You have understood the phrase perfectly: it is another way of saying "If you had asked..."
(My personal opinion is that it is a pointlessly pompous way of saying it; but I didn't get a vote.)
The base idiom is BE to VERB, where BE is the appropriate form of the verb be and VERB is the infinitive form of any verb. It means, approximately, "suppose", in both the senses in which that quirky word is used.
Thus, in the indicative (real) mode it means be supposed or expected to do whatever VERB names. For instance, I am to go to London tomorrow means "I am supposed to go" or "I am expected to go to London tomorrow".
In the irrealis mode, expressed with the past form, it takes the other meaning of suppose, "assume as a hypothesis". If I were to go to London (or, alternatively, Were I to go to London) means "Let us suppose that I go to London" or "If we assume that I go to London".
In your example, the author asks you to "suppose" not something which happened in the present, which would be expressed as "If you were to ask world leaders today", but something which happened in the past, a few hundred years ago. You have to 'backshift' the expression from present to past.
But you can't do that in the ordinary way, by using the ordinary past form of BE, were—because you've already used up that form in the present. The workaround in English for expressing a past irrealis is to employ the appropriate form of HAVE + the past participle of VERB: "If you were to have asked world leaders a few hundred years ago".
Notice that the same workaround is employed in the ordinary, non-pompous way of expressing the same thought: "If you asked world leaders today" is backshifted as "If you had asked world leaders a few hundred years ago".

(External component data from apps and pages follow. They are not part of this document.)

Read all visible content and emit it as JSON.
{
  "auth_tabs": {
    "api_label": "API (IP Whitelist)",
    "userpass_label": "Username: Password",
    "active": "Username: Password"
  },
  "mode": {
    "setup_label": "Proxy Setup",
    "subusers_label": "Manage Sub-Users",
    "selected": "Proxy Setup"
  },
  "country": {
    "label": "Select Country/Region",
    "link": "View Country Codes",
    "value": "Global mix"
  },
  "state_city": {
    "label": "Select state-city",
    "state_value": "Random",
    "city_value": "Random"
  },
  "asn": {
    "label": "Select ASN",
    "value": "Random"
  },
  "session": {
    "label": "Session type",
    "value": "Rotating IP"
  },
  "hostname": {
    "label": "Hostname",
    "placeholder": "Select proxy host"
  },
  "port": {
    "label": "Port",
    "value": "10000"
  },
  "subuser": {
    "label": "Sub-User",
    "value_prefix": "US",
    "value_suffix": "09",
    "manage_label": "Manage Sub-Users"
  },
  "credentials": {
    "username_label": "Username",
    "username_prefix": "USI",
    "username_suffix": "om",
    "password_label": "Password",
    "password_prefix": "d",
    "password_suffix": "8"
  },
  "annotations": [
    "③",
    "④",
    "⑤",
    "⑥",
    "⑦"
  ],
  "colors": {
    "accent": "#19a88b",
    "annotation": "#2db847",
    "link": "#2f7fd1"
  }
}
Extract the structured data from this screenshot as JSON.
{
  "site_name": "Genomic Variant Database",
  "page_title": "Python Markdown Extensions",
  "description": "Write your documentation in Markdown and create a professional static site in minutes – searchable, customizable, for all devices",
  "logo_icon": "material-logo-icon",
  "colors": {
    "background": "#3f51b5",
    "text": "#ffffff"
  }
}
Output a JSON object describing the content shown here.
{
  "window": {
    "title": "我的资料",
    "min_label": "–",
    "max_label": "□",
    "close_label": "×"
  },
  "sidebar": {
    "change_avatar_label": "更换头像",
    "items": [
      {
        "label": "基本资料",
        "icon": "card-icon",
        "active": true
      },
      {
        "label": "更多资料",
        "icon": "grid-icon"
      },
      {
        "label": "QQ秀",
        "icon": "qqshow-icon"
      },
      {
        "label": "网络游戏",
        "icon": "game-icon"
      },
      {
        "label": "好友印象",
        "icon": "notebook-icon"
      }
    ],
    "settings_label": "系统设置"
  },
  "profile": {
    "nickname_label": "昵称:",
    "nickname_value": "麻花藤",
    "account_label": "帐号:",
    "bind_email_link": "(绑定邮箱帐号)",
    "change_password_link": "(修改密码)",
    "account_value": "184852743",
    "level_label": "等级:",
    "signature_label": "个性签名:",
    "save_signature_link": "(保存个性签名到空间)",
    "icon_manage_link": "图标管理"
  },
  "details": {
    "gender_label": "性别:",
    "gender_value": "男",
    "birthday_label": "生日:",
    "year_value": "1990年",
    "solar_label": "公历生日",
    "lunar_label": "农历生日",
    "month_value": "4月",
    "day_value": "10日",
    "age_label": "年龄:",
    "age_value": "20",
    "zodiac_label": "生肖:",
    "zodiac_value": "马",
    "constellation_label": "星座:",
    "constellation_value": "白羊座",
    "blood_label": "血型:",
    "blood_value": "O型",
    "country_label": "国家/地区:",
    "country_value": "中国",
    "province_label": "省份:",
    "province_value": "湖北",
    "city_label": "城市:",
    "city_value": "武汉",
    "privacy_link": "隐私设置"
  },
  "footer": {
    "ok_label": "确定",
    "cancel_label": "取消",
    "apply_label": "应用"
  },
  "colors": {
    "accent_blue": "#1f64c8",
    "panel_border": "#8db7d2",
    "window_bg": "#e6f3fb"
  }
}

This looks like a perfect construction, but it's not; it's the past irrealis construction.